Ynet (via Vos Iz Neias) is reporting that a new dress regulation will be taking effect at the Shas' Maayan Torah education network in Israel. Specifically, the regulation states that all women employed there must wear a full head covering when reporting for work. In addition, the only acceptable form of head-covering for women is a scarf -- wigs are not permitted (the article doesn't address snoods or other non-hair-like coverings). According to a source in the article, women have been threatened with dismissal if they do not dress according to code.
This new regulation has many women outraged. As you can imagine, there are women who work there who cover their hair with sheitels or other materials. In addition, the article makes no distinction between married and unmarried women.
Some of the VIN commentors have taken the approach that an employer has the right to dictate how employees dress and if you don't like it, you're free to go work someplace else. That's certainly true. If my boss, for whatever insane reason, dictated that employees come to work in bumblebee costumes everyday, I could either go to the costume shop or find a new place to work.*
However, in the above case, my boss has made his bumblebee decree for arbitrary reasons. In this case, however, there is a rationale behind the regulations -- obstensibly, the rationale is halacha. Whomever is issuing these decrees obviously feels that women are required by halacha to wear complete head coverings. And, I suppose, it's not entirely unreasonable to use halacha as a guideline for employee conduct in a religious office in a religious state.
But one has to wonder just how far this can be taken. If one can rule that millions of otherwise observant women who cover their hair with sheitels are violating halacha (despite the fact that millions of frum Jews around the world and in Israel itself view this as perfectly acceptable and within halacha) and therefore worthy of termination, then where does it end?
Should an employer be allowed to raid the contents of employee lunchboxes to make sure they're only using chassidshe shechita or cholov yisroel? Should an employer be allowed to tell employees that they can't go to an otherwise glatt kosher resturaunt for lunch because it doesn't meet his/her personal standards (real or imagined)? Should an employer be allowed to fire a worker who rides to work on a non-mehadrin bus where one is available? In short, where does it end? At what point do we say that the employer doesn't have the right to enforce his brand of halacha at the workplace

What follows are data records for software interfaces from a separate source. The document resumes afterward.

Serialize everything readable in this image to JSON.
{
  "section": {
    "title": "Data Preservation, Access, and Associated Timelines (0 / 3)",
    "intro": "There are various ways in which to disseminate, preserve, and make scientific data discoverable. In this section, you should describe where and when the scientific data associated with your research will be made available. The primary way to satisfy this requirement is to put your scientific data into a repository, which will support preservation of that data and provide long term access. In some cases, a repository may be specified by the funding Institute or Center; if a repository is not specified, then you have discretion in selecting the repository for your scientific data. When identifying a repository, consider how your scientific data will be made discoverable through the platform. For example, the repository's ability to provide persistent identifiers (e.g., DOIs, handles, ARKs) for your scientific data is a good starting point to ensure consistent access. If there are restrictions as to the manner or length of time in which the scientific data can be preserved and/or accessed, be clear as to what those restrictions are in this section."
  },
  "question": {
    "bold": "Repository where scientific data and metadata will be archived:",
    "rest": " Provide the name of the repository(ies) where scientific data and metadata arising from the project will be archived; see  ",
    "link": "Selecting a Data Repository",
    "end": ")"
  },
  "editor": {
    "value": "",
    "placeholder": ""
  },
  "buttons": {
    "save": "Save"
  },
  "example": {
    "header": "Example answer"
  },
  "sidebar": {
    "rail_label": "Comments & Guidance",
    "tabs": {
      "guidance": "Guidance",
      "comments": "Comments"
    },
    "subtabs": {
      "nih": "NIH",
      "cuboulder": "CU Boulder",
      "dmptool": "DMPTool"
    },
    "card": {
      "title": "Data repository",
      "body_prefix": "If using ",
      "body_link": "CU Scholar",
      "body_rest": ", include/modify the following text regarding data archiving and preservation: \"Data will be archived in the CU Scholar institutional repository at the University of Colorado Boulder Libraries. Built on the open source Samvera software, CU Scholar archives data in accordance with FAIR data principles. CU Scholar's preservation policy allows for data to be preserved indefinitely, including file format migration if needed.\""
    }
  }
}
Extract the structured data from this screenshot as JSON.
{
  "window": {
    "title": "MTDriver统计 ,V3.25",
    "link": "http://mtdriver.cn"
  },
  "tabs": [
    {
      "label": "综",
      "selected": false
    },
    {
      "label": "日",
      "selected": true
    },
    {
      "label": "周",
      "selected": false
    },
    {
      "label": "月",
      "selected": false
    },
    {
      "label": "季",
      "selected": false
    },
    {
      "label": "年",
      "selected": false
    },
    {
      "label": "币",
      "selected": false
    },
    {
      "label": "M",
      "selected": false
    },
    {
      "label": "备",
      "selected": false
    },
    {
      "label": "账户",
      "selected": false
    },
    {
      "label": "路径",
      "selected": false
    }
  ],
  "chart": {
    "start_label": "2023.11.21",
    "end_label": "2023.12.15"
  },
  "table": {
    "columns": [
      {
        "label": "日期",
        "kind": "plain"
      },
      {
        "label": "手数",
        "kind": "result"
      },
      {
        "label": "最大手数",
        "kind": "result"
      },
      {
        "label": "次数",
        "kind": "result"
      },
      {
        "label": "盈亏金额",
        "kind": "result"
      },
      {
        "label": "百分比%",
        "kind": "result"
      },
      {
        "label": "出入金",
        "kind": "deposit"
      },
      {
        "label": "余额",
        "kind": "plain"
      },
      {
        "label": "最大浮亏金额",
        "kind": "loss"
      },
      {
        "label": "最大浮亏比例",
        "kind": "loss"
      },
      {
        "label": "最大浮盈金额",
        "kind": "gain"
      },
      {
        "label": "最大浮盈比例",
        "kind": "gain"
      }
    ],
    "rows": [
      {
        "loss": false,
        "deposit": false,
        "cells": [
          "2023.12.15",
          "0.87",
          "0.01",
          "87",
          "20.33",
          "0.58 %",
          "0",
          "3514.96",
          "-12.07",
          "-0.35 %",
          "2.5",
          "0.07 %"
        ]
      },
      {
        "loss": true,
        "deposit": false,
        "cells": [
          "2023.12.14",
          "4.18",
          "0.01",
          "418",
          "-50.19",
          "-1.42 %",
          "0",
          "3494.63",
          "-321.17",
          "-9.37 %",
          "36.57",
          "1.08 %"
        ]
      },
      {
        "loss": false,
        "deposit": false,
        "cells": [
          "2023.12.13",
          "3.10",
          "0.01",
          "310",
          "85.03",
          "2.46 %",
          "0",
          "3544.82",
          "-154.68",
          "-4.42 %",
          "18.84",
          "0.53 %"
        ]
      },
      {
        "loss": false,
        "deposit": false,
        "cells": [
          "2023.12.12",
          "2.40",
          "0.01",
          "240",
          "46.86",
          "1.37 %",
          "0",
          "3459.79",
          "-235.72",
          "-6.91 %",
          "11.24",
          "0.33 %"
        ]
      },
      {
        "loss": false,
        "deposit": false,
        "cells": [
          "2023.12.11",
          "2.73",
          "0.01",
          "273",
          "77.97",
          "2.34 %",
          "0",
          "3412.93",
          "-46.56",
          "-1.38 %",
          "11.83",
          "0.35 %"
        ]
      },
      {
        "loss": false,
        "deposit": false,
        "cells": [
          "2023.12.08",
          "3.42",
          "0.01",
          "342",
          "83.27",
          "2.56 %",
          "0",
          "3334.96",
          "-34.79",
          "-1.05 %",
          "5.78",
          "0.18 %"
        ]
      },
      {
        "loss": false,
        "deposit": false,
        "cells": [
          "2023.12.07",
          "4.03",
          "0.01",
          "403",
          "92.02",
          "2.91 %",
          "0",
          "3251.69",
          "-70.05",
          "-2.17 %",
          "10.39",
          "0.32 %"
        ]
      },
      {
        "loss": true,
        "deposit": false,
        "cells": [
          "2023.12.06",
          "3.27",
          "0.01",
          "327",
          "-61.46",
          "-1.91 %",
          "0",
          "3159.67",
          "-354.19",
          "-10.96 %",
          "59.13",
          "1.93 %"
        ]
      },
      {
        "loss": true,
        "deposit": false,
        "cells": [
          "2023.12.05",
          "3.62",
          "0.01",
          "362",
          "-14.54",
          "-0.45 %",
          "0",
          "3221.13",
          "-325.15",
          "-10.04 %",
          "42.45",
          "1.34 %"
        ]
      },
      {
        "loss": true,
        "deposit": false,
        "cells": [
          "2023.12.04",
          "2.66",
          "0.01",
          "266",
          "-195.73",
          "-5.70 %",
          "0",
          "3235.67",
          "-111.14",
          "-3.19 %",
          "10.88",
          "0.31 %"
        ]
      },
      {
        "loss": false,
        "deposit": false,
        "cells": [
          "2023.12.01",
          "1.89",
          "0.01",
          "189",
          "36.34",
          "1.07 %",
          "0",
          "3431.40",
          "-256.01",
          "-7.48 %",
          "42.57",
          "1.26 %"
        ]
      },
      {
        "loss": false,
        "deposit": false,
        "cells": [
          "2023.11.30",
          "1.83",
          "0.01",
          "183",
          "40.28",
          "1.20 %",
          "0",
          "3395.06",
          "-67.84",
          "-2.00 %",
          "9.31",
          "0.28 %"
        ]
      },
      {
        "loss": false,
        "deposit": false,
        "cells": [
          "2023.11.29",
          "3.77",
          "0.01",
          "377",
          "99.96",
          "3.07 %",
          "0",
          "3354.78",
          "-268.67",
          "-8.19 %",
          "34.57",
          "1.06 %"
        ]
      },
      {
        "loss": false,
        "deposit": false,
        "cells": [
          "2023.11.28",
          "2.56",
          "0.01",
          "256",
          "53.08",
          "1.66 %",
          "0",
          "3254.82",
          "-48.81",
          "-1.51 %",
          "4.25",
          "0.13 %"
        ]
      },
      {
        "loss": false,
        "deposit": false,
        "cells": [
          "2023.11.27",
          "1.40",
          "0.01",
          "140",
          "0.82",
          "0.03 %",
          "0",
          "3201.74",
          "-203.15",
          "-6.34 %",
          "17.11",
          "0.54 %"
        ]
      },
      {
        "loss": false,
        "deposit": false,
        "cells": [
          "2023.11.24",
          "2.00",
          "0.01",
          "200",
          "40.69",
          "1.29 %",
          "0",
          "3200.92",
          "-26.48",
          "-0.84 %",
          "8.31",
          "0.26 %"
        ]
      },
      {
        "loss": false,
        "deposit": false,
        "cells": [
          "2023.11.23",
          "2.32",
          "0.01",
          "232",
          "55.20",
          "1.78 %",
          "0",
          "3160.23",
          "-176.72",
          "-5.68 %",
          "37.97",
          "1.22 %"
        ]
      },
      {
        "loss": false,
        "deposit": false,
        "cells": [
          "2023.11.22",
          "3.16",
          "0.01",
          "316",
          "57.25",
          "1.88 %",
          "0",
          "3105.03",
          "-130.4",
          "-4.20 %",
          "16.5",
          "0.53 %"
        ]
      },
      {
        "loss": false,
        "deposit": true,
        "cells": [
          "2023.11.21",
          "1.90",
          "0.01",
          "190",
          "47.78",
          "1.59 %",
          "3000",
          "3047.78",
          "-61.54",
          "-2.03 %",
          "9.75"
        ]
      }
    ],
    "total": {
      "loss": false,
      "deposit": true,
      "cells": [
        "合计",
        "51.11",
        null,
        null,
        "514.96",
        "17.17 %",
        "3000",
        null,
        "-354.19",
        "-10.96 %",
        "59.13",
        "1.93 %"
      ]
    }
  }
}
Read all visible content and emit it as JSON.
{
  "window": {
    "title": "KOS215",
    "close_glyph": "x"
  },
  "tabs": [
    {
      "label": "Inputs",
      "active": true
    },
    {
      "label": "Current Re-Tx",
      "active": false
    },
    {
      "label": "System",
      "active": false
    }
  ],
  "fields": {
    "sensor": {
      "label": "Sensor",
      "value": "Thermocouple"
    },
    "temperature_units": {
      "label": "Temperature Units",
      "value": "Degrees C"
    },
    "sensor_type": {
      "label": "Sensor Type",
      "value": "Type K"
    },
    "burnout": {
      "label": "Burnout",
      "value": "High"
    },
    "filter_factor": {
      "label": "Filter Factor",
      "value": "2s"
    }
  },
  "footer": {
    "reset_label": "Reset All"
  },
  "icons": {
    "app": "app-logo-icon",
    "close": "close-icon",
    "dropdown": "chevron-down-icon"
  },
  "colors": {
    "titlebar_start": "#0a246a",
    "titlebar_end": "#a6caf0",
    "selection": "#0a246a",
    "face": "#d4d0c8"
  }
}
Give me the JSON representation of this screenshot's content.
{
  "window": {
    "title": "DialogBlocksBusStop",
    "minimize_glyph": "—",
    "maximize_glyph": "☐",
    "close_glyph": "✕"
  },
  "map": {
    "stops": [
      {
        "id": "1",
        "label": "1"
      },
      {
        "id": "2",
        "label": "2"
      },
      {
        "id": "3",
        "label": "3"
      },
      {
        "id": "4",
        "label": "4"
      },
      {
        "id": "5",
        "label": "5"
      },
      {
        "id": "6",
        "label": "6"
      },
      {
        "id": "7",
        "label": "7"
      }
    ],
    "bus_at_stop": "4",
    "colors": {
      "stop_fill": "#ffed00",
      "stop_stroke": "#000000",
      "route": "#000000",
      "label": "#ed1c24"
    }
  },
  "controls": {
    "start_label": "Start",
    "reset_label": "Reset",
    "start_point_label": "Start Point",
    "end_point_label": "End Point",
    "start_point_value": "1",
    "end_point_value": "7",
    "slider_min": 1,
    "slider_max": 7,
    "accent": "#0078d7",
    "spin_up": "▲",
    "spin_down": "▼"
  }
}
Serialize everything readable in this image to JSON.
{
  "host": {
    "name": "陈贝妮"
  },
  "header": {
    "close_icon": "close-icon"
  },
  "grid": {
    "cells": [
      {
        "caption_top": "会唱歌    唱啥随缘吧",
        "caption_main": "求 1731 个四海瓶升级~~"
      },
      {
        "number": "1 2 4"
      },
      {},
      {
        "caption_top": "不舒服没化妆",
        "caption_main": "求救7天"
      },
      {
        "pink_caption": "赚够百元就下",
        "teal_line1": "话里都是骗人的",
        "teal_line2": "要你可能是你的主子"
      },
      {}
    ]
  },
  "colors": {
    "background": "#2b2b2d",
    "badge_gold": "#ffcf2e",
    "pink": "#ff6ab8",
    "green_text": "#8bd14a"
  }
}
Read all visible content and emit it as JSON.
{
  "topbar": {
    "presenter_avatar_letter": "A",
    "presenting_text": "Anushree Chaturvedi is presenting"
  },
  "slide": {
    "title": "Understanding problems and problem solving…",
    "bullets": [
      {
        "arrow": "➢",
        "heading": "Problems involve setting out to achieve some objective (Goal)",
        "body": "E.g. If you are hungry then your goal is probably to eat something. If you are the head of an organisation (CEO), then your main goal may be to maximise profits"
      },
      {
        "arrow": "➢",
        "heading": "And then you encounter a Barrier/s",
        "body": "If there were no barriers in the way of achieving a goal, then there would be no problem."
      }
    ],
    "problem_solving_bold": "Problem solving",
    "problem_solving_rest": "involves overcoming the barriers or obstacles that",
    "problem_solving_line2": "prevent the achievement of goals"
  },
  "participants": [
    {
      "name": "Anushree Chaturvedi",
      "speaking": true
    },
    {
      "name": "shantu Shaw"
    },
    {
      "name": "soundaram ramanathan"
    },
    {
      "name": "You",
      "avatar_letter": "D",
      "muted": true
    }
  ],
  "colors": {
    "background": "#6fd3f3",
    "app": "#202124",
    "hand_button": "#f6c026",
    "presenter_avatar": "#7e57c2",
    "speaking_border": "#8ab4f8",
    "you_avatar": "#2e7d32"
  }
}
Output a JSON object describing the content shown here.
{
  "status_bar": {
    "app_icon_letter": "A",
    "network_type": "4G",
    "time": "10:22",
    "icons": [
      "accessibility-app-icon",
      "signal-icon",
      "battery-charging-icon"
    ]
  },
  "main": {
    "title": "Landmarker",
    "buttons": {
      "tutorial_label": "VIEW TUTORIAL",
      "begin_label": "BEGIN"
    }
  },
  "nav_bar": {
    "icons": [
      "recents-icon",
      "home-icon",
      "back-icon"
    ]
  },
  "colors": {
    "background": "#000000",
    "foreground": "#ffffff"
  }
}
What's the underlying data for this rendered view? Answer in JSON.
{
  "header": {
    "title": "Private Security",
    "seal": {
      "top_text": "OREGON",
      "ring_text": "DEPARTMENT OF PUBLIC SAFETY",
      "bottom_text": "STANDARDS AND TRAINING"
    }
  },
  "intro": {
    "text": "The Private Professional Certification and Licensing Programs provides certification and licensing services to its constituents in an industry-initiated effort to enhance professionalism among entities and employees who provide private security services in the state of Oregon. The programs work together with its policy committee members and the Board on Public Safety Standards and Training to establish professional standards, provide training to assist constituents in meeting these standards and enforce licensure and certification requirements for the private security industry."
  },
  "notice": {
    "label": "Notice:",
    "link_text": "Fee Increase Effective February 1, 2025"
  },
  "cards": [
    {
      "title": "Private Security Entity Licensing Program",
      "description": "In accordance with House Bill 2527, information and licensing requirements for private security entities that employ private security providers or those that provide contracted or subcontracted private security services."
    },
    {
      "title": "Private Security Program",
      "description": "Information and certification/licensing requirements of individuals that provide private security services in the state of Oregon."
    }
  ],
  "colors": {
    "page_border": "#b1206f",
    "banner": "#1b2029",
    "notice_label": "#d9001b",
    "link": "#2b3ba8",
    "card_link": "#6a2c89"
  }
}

Yes, there is still the principle that a worker is not a slave and is free to quit her job at any time. If she doesn't like the rules, she's free to move on. But that's not really the answer is it? I don't know what the economic situation in Israel is like at the current time, but I can't imagine that they're unemployement problem is any better than ours is here in the U.S. Just saying "go get another job" is not the answer -- it's not always so easy. Who says the person can find another job quickly, and at the same salary? In addition, employees have certain intagible benefits that come from being in a job -- seniority, repuation, familiarity with co-workers and the surrounding of the workplace, job security and other benefits that we all enjoy from working at a place after a certain amount of time. By forcing a worker to move on, they lose a lot (if not all) of these benefits. I'm not convinced that forcing an worker to lose these benefits simply for the sake of someone else's interpretation of halacha (when their own is kept by millions of otherwise frum women around the world) is acceptable and proper.
Again, no one argues that there should be minimum standards of dress for both genders in the workplace. And, yes, halacha should probably play a role in that code in a religious office in Israel. But you can't just apply the strictest standard of halacha. It's simply not fair.
* Yes, I understand that there may be other options, but that's really beside the point.